[Provided information Boundary: Start]
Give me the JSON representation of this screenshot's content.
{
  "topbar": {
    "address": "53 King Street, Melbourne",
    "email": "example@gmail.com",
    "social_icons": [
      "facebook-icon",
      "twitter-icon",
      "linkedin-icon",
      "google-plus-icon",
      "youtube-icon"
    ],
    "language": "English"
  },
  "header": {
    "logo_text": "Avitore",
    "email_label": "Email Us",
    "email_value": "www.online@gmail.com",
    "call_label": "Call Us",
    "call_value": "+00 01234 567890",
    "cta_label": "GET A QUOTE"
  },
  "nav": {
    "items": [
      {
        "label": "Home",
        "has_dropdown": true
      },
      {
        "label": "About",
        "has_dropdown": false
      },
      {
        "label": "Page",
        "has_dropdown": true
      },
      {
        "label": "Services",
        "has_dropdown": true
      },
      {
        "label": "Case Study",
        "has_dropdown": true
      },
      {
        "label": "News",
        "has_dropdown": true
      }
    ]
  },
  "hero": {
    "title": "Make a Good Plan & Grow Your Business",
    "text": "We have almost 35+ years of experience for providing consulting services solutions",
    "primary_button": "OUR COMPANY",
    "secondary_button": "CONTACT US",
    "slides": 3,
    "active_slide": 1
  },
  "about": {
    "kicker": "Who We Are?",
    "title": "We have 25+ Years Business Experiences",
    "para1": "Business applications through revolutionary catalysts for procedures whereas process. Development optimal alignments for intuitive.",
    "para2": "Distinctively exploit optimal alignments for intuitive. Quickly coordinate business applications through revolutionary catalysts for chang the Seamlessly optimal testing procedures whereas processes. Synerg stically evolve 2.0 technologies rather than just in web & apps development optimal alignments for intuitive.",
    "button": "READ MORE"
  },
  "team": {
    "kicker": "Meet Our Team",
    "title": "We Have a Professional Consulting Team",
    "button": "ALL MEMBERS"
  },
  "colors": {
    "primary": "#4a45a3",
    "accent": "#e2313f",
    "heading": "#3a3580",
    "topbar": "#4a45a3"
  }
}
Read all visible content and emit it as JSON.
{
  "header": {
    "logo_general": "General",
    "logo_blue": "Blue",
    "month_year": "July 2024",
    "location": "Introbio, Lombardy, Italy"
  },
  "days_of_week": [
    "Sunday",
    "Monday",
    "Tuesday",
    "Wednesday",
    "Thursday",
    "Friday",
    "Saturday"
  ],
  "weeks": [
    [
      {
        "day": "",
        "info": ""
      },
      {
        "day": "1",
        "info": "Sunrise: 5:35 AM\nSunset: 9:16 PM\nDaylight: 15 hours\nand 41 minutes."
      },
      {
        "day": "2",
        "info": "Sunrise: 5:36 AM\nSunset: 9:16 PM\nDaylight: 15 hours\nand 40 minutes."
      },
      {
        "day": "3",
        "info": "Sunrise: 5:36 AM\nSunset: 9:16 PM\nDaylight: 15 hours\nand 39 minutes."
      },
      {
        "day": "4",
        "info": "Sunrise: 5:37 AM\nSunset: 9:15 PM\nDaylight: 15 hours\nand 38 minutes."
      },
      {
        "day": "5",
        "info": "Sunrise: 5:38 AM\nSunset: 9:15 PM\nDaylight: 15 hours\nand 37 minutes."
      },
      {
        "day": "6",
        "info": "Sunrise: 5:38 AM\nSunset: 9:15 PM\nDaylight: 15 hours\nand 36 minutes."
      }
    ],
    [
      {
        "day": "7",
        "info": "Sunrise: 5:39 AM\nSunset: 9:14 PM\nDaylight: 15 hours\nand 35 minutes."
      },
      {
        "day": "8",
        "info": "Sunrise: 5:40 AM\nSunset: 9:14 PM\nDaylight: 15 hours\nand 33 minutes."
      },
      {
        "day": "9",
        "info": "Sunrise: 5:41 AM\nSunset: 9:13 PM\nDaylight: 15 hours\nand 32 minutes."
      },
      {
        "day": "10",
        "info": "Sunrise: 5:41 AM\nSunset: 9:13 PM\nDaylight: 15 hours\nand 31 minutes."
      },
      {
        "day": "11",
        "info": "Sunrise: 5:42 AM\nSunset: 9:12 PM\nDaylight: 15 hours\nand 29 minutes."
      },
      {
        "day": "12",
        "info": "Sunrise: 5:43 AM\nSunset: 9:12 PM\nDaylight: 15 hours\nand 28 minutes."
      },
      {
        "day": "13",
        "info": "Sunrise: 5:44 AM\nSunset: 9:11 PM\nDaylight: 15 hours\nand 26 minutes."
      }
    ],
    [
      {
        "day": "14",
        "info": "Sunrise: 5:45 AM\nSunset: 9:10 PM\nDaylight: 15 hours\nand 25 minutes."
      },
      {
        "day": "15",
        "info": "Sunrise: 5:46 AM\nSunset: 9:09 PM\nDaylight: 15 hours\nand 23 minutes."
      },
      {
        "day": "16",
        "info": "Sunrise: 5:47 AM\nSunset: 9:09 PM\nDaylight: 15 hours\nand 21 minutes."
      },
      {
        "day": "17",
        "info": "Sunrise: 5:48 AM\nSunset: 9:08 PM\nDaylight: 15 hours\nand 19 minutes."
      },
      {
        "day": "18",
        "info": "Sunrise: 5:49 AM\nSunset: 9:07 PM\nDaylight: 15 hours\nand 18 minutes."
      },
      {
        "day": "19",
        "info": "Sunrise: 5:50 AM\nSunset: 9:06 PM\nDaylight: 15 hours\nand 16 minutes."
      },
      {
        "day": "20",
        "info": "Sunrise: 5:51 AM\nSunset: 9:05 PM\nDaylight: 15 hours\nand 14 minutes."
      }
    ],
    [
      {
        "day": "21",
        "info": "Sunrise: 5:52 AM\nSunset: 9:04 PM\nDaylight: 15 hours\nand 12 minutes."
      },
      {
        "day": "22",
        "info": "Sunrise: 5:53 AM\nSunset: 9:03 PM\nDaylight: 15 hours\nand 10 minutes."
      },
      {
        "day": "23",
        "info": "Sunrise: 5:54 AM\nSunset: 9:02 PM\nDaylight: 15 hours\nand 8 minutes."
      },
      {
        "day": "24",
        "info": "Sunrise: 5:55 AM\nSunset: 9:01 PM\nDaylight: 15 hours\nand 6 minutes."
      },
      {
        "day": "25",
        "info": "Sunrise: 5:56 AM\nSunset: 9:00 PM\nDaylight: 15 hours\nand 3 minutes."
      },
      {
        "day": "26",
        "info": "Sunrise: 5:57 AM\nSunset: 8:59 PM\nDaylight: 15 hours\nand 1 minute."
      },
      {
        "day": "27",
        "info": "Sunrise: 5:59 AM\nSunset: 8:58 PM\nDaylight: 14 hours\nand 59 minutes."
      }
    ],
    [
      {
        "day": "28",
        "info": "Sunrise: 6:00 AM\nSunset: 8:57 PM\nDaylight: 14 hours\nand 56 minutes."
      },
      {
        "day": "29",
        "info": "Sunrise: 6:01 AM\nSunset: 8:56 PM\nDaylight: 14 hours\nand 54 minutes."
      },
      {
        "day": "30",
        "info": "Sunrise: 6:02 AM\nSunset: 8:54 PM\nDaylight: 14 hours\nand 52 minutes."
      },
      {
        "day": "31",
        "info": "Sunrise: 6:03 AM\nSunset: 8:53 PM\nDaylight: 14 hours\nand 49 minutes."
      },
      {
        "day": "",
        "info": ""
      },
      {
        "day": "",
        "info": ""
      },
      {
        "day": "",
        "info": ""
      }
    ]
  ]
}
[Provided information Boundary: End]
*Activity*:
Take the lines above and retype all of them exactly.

*Exercise solution*:
Give me the JSON representation of this screenshot's content.
{
  "topbar": {
    "address": "53 King Street, Melbourne",
    "email": "example@gmail.com",
    "social_icons": [
      "facebook-icon",
      "twitter-icon",
      "linkedin-icon",
      "google-plus-icon",
      "youtube-icon"
    ],
    "language": "English"
  },
  "header": {
    "logo_text": "Avitore",
    "email_label": "Email Us",
    "email_value": "www.online@gmail.com",
    "call_label": "Call Us",
    "call_value": "+00 01234 567890",
    "cta_label": "GET A QUOTE"
  },
  "nav": {
    "items": [
      {
        "label": "Home",
        "has_dropdown": true
      },
      {
        "label": "About",
        "has_dropdown": false
      },
      {
        "label": "Page",
        "has_dropdown": true
      },
      {
        "label": "Services",
        "has_dropdown": true
      },
      {
        "label": "Case Study",
        "has_dropdown": true
      },
      {
        "label": "News",
        "has_dropdown": true
      }
    ]
  },
  "hero": {
    "title": "Make a Good Plan & Grow Your Business",
    "text": "We have almost 35+ years of experience for providing consulting services solutions",
    "primary_button": "OUR COMPANY",
    "secondary_button": "CONTACT US",
    "slides": 3,
    "active_slide": 1
  },
  "about": {
    "kicker": "Who We Are?",
    "title": "We have 25+ Years Business Experiences",
    "para1": "Business applications through revolutionary catalysts for procedures whereas process. Development optimal alignments for intuitive.",
    "para2": "Distinctively exploit optimal alignments for intuitive. Quickly coordinate business applications through revolutionary catalysts for chang the Seamlessly optimal testing procedures whereas processes. Synerg stically evolve 2.0 technologies rather than just in web & apps development optimal alignments for intuitive.",
    "button": "READ MORE"
  },
  "team": {
    "kicker": "Meet Our Team",
    "title": "We Have a Professional Consulting Team",
    "button": "ALL MEMBERS"
  },
  "colors": {
    "primary": "#4a45a3",
    "accent": "#e2313f",
    "heading": "#3a3580",
    "topbar": "#4a45a3"
  }
}
Read all visible content and emit it as JSON.
{
  "header": {
    "logo_general": "General",
    "logo_blue": "Blue",
    "month_year": "July 2024",
    "location": "Introbio, Lombardy, Italy"
  },
  "days_of_week": [
    "Sunday",
    "Monday",
    "Tuesday",
    "Wednesday",
    "Thursday",
    "Friday",
    "Saturday"
  ],
  "weeks": [
    [
      {
        "day": "",
        "info": ""
      },
      {
        "day": "1",
        "info": "Sunrise: 5:35 AM\nSunset: 9:16 PM\nDaylight: 15 hours\nand 41 minutes."
      },
      {
        "day": "2",
        "info": "Sunrise: 5:36 AM\nSunset: 9:16 PM\nDaylight: 15 hours\nand 40 minutes."
      },
      {
        "day": "3",
        "info": "Sunrise: 5:36 AM\nSunset: 9:16 PM\nDaylight: 15 hours\nand 39 minutes."
      },
      {
        "day": "4",
        "info": "Sunrise: 5:37 AM\nSunset: 9:15 PM\nDaylight: 15 hours\nand 38 minutes."
      },
      {
        "day": "5",
        "info": "Sunrise: 5:38 AM\nSunset: 9:15 PM\nDaylight: 15 hours\nand 37 minutes."
      },
      {
        "day": "6",
        "info": "Sunrise: 5:38 AM\nSunset: 9:15 PM\nDaylight: 15 hours\nand 36 minutes."
      }
    ],
    [
      {
        "day": "7",
        "info": "Sunrise: 5:39 AM\nSunset: 9:14 PM\nDaylight: 15 hours\nand 35 minutes."
      },
      {
        "day": "8",
        "info": "Sunrise: 5:40 AM\nSunset: 9:14 PM\nDaylight: 15 hours\nand 33 minutes."
      },
      {
        "day": "9",
        "info": "Sunrise: 5:41 AM\nSunset: 9:13 PM\nDaylight: 15 hours\nand 32 minutes."
      },
      {
        "day": "10",
        "info": "Sunrise: 5:41 AM\nSunset: 9:13 PM\nDaylight: 15 hours\nand 31 minutes."
      },
      {
        "day": "11",
        "info": "Sunrise: 5:42 AM\nSunset: 9:12 PM\nDaylight: 15 hours\nand 29 minutes."
      },
      {
        "day": "12",
        "info": "Sunrise: 5:43 AM\nSunset: 9:12 PM\nDaylight: 15 hours\nand 28 minutes."
      },
      {
        "day": "13",
        "info": "Sunrise: 5:44 AM\nSunset: 9:11 PM\nDaylight: 15 hours\nand 26 minutes."
      }
    ],
    [
      {
        "day": "14",
        "info": "Sunrise: 5:45 AM\nSunset: 9:10 PM\nDaylight: 15 hours\nand 25 minutes."
      },
      {
        "day": "15",
        "info": "Sunrise: 5:46 AM\nSunset: 9:09 PM\nDaylight: 15 hours\nand 23 minutes."
      },
      {
        "day": "16",
        "info": "Sunrise: 5:47 AM\nSunset: 9:09 PM\nDaylight: 15 hours\nand 21 minutes."
      },
      {
        "day": "17",
        "info": "Sunrise: 5:48 AM\nSunset: 9:08 PM\nDaylight: 15 hours\nand 19 minutes."
      },
      {
        "day": "18",
        "info": "Sunrise: 5:49 AM\nSunset: 9:07 PM\nDaylight: 15 hours\nand 18 minutes."
      },
      {
        "day": "19",
        "info": "Sunrise: 5:50 AM\nSunset: 9:06 PM\nDaylight: 15 hours\nand 16 minutes."
      },
      {
        "day": "20",
        "info": "Sunrise: 5:51 AM\nSunset: 9:05 PM\nDaylight: 15 hours\nand 14 minutes."
      }
    ],
    [
      {
        "day": "21",
        "info": "Sunrise: 5:52 AM\nSunset: 9:04 PM\nDaylight: 15 hours\nand 12 minutes."
      },
      {
        "day": "22",
        "info": "Sunrise: 5:53 AM\nSunset: 9:03 PM\nDaylight: 15 hours\nand 10 minutes."
      },
      {
        "day": "23",
        "info": "Sunrise: 5:54 AM\nSunset: 9:02 PM\nDaylight: 15 hours\nand 8 minutes."
      },
      {
        "day": "24",
        "info": "Sunrise: 5:55 AM\nSunset: 9:01 PM\nDaylight: 15 hours\nand 6 minutes."
      },
      {
        "day": "25",
        "info": "Sunrise: 5:56 AM\nSunset: 9:00 PM\nDaylight: 15 hours\nand 3 minutes."
      },
      {
        "day": "26",
        "info": "Sunrise: 5:57 AM\nSunset: 8:59 PM\nDaylight: 15 hours\nand 1 minute."
      },
      {
        "day": "27",
        "info": "Sunrise: 5:59 AM\nSunset: 8:58 PM\nDaylight: 14 hours\nand 59 minutes."
      }
    ],
    [
      {
        "day": "28",
        "info": "Sunrise: 6:00 AM\nSunset: 8:57 PM\nDaylight: 14 hours\nand 56 minutes."
      },
      {
        "day": "29",
        "info": "Sunrise: 6:01 AM\nSunset: 8:56 PM\nDaylight: 14 hours\nand 54 minutes."
      },
      {
        "day": "30",
        "info": "Sunrise: 6:02 AM\nSunset: 8:54 PM\nDaylight: 14 hours\nand 52 minutes."
      },
      {
        "day": "31",
        "info": "Sunrise: 6:03 AM\nSunset: 8:53 PM\nDaylight: 14 hours\nand 49 minutes."
      },
      {
        "day": "",
        "info": ""
      },
      {
        "day": "",
        "info": ""
      },
      {
        "day": "",
        "info": ""
      }
    ]
  ]
}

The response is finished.